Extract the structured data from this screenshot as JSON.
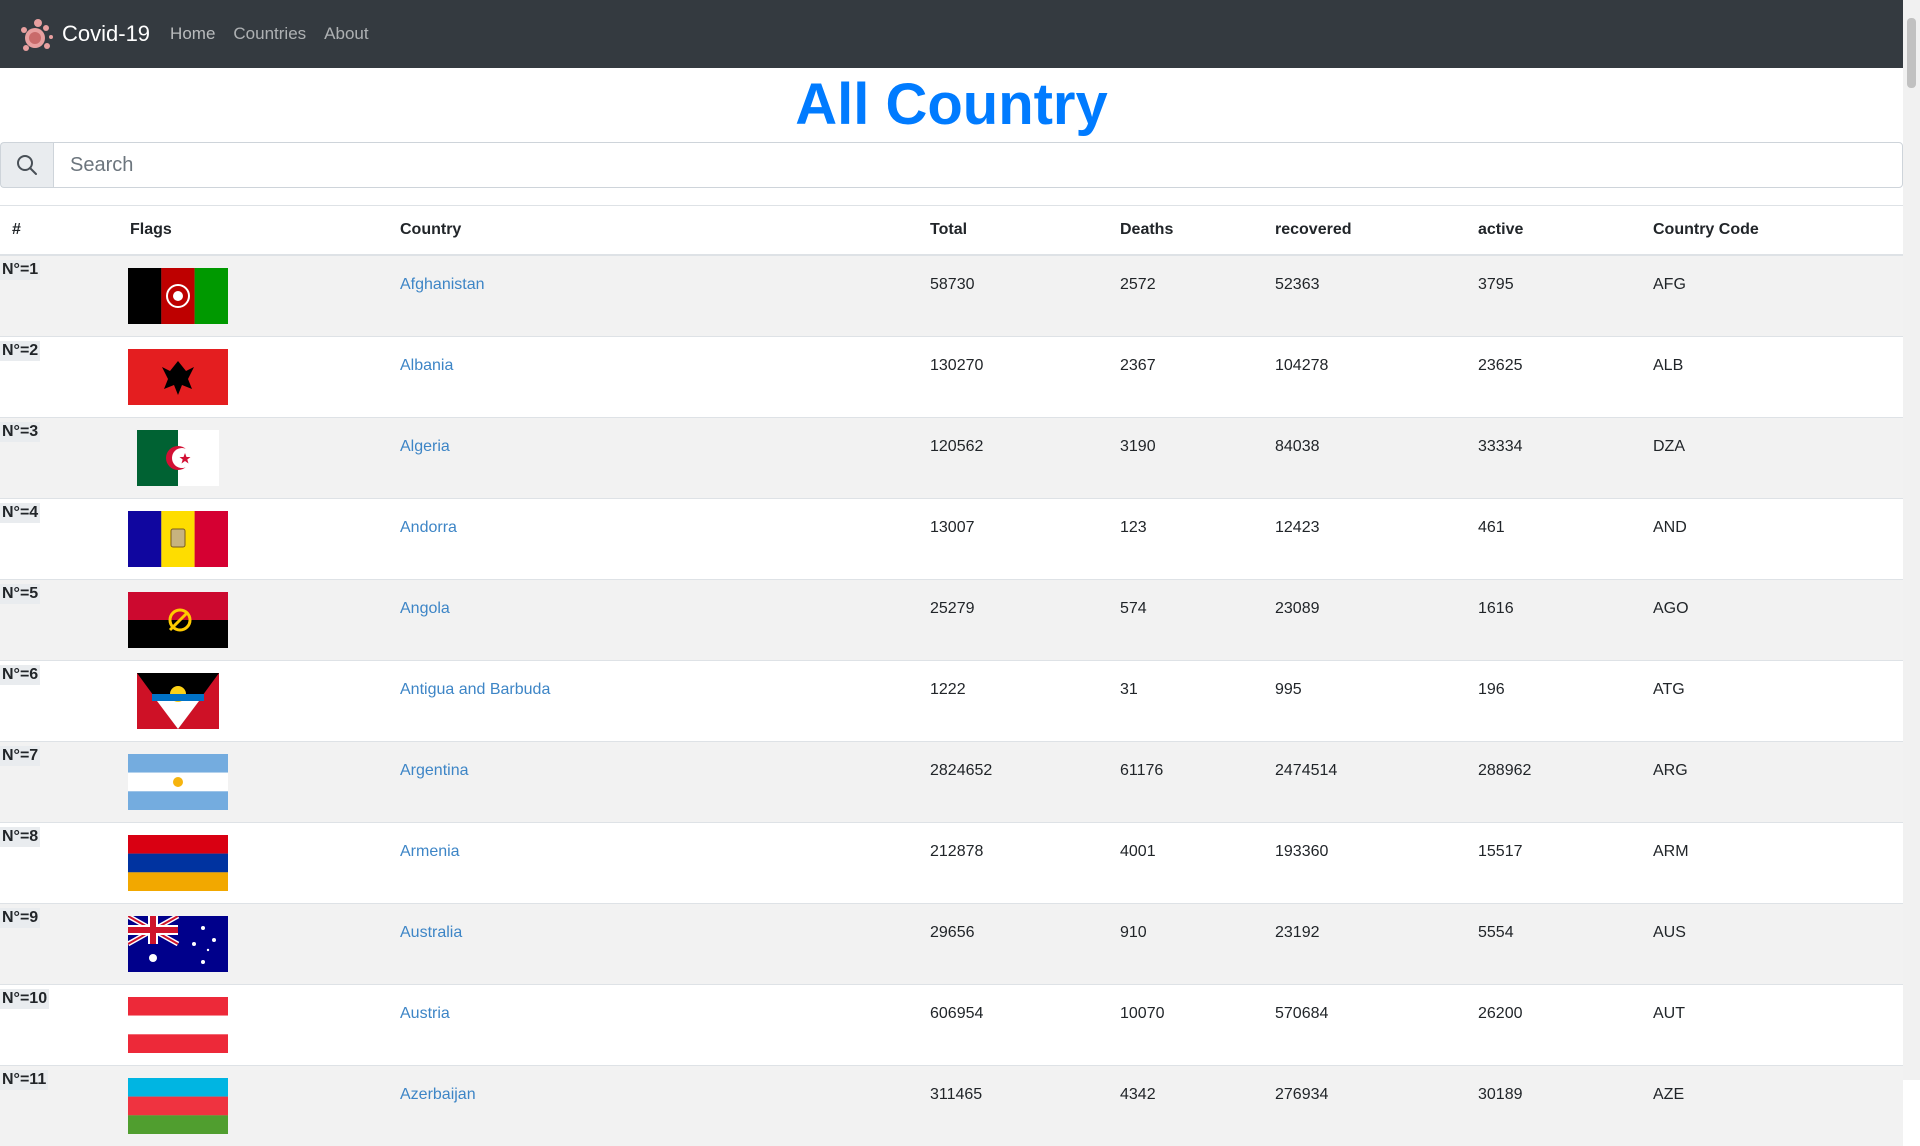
{
  "navbar": {
    "brand": "Covid-19",
    "links": [
      "Home",
      "Countries",
      "About"
    ],
    "logo_icon": "virus-icon"
  },
  "page": {
    "title": "All Country",
    "search_placeholder": "Search",
    "search_icon": "search-icon"
  },
  "colors": {
    "navbar_bg": "#343a40",
    "title": "#007bff",
    "link": "#3d85c6",
    "stripe": "#f2f2f2"
  },
  "table": {
    "headers": [
      "#",
      "Flags",
      "Country",
      "Total",
      "Deaths",
      "recovered",
      "active",
      "Country Code"
    ],
    "rows": [
      {
        "num": "N°=1",
        "country": "Afghanistan",
        "total": "58730",
        "deaths": "2572",
        "recovered": "52363",
        "active": "3795",
        "code": "AFG",
        "flag": "afghanistan-flag"
      },
      {
        "num": "N°=2",
        "country": "Albania",
        "total": "130270",
        "deaths": "2367",
        "recovered": "104278",
        "active": "23625",
        "code": "ALB",
        "flag": "albania-flag"
      },
      {
        "num": "N°=3",
        "country": "Algeria",
        "total": "120562",
        "deaths": "3190",
        "recovered": "84038",
        "active": "33334",
        "code": "DZA",
        "flag": "algeria-flag"
      },
      {
        "num": "N°=4",
        "country": "Andorra",
        "total": "13007",
        "deaths": "123",
        "recovered": "12423",
        "active": "461",
        "code": "AND",
        "flag": "andorra-flag"
      },
      {
        "num": "N°=5",
        "country": "Angola",
        "total": "25279",
        "deaths": "574",
        "recovered": "23089",
        "active": "1616",
        "code": "AGO",
        "flag": "angola-flag"
      },
      {
        "num": "N°=6",
        "country": "Antigua and Barbuda",
        "total": "1222",
        "deaths": "31",
        "recovered": "995",
        "active": "196",
        "code": "ATG",
        "flag": "antigua-flag"
      },
      {
        "num": "N°=7",
        "country": "Argentina",
        "total": "2824652",
        "deaths": "61176",
        "recovered": "2474514",
        "active": "288962",
        "code": "ARG",
        "flag": "argentina-flag"
      },
      {
        "num": "N°=8",
        "country": "Armenia",
        "total": "212878",
        "deaths": "4001",
        "recovered": "193360",
        "active": "15517",
        "code": "ARM",
        "flag": "armenia-flag"
      },
      {
        "num": "N°=9",
        "country": "Australia",
        "total": "29656",
        "deaths": "910",
        "recovered": "23192",
        "active": "5554",
        "code": "AUS",
        "flag": "australia-flag"
      },
      {
        "num": "N°=10",
        "country": "Austria",
        "total": "606954",
        "deaths": "10070",
        "recovered": "570684",
        "active": "26200",
        "code": "AUT",
        "flag": "austria-flag"
      },
      {
        "num": "N°=11",
        "country": "Azerbaijan",
        "total": "311465",
        "deaths": "4342",
        "recovered": "276934",
        "active": "30189",
        "code": "AZE",
        "flag": "azerbaijan-flag"
      }
    ]
  }
}
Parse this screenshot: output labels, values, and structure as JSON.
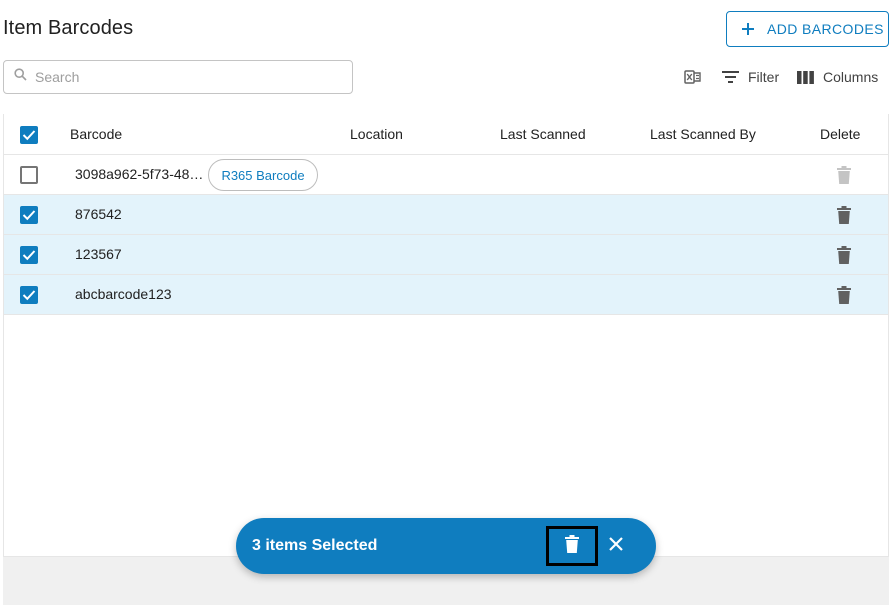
{
  "page": {
    "title": "Item Barcodes"
  },
  "actions": {
    "add_barcodes_label": "ADD BARCODES"
  },
  "search": {
    "placeholder": "Search",
    "value": ""
  },
  "toolbar": {
    "export_icon": "excel-export-icon",
    "filter_label": "Filter",
    "columns_label": "Columns"
  },
  "grid": {
    "columns": [
      "Barcode",
      "Location",
      "Last Scanned",
      "Last Scanned By",
      "Delete"
    ],
    "rows": [
      {
        "barcode": "3098a962-5f73-48…",
        "tag": "R365 Barcode",
        "location": "",
        "last_scanned": "",
        "last_scanned_by": "",
        "selected": false,
        "deletable": false
      },
      {
        "barcode": "876542",
        "location": "",
        "last_scanned": "",
        "last_scanned_by": "",
        "selected": true,
        "deletable": true
      },
      {
        "barcode": "123567",
        "location": "",
        "last_scanned": "",
        "last_scanned_by": "",
        "selected": true,
        "deletable": true
      },
      {
        "barcode": "abcbarcode123",
        "location": "",
        "last_scanned": "",
        "last_scanned_by": "",
        "selected": true,
        "deletable": true
      }
    ],
    "header_checkbox_checked": true
  },
  "selection_bar": {
    "text": "3 items Selected"
  },
  "colors": {
    "accent": "#0f7dbf",
    "selected_row": "#e3f3fb",
    "disabled_icon": "#c4c4c4",
    "icon": "#616161"
  }
}
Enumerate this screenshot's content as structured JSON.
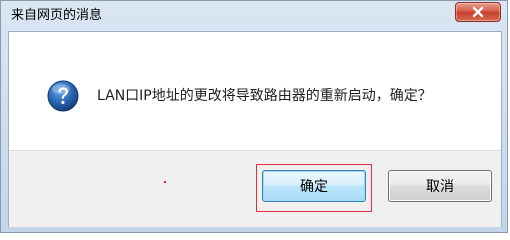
{
  "dialog": {
    "title": "来自网页的消息",
    "close_icon": "close-x-icon",
    "message_icon": "question-icon",
    "message": "LAN口IP地址的更改将导致路由器的重新启动，确定？",
    "buttons": {
      "ok_label": "确定",
      "cancel_label": "取消"
    }
  },
  "colors": {
    "frame": "#c4d5ea",
    "close_button": "#c63e2b",
    "highlight": "#e0303a",
    "icon_blue": "#1f4f8f"
  }
}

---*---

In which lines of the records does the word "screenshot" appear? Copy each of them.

Result for this task:
Extract the structured data from this screenshot as JSON.
Parse this screenshot: output labels, values, and structure as JSON.
Enumerate this screenshot's content as structured JSON.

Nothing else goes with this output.